Scan the data below and pick out the lines containing the word "thumbs".

######

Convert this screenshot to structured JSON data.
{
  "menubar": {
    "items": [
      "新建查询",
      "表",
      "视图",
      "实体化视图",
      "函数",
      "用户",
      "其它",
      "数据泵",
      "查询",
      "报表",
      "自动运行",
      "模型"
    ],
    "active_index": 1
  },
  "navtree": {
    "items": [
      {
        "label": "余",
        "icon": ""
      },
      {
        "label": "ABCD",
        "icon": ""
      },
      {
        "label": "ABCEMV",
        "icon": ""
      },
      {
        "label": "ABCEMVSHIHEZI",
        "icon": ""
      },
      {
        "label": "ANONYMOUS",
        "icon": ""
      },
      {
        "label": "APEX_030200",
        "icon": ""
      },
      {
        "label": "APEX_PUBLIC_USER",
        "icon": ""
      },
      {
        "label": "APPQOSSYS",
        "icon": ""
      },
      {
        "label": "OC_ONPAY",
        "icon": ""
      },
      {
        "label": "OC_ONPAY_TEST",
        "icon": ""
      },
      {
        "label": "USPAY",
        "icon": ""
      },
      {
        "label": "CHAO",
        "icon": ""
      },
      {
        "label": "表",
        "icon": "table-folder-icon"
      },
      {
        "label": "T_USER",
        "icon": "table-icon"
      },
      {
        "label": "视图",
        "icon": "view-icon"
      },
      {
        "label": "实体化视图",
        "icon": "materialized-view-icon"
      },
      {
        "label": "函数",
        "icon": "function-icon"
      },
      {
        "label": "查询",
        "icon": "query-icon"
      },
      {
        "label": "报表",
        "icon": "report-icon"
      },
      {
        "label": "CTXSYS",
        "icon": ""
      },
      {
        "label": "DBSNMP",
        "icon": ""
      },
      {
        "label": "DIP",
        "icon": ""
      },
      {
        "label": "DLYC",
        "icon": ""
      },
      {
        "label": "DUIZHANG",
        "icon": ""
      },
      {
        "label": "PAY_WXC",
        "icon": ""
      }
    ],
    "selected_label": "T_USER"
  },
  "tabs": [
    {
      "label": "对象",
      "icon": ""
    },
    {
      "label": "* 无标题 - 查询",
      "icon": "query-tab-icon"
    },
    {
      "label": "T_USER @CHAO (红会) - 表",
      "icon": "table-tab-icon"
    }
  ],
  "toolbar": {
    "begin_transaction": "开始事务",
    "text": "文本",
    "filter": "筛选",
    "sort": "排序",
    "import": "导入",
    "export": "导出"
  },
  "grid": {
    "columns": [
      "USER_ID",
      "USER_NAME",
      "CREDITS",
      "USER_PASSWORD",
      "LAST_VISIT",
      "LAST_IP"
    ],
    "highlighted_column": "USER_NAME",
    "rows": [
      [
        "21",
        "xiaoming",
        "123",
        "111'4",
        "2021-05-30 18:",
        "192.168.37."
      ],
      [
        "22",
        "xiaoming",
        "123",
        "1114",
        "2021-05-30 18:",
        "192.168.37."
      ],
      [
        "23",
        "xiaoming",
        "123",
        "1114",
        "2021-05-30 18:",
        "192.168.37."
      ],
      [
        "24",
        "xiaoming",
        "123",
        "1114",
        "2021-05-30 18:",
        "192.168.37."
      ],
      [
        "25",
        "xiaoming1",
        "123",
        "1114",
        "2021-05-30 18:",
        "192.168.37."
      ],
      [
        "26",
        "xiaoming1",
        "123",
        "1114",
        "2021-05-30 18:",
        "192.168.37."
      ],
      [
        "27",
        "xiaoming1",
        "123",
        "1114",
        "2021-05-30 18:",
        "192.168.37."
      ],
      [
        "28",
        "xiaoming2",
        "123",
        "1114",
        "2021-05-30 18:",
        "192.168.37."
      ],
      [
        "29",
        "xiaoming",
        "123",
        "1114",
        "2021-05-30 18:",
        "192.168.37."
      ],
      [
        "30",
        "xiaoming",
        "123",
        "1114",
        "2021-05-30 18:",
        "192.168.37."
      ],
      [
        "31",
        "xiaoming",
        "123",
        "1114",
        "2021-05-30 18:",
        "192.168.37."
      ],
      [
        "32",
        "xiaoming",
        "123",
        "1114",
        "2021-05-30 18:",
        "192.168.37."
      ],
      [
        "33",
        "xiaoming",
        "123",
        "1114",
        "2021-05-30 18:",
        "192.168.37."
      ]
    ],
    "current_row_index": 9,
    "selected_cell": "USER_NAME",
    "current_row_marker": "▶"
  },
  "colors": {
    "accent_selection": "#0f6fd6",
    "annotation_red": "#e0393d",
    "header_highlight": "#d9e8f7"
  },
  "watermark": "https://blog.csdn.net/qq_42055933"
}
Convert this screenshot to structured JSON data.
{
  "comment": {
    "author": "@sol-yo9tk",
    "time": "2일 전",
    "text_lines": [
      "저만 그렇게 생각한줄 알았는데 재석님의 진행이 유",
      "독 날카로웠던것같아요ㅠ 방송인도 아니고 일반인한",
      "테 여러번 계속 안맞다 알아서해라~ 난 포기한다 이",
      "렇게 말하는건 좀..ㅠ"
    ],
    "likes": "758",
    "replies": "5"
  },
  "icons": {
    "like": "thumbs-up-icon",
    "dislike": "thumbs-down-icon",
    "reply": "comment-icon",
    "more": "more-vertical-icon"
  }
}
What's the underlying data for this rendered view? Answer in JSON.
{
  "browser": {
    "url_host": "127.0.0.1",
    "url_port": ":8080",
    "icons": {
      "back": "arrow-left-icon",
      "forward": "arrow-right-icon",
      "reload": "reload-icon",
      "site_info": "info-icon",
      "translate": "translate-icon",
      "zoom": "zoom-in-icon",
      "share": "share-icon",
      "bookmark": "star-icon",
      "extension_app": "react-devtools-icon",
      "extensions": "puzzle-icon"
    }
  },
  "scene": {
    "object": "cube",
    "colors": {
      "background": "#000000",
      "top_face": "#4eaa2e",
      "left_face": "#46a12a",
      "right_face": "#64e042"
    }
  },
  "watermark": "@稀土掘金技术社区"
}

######

[RESULT FOR THIS EXERCISE]:
    "like": "thumbs-up-icon",
    "dislike": "thumbs-down-icon",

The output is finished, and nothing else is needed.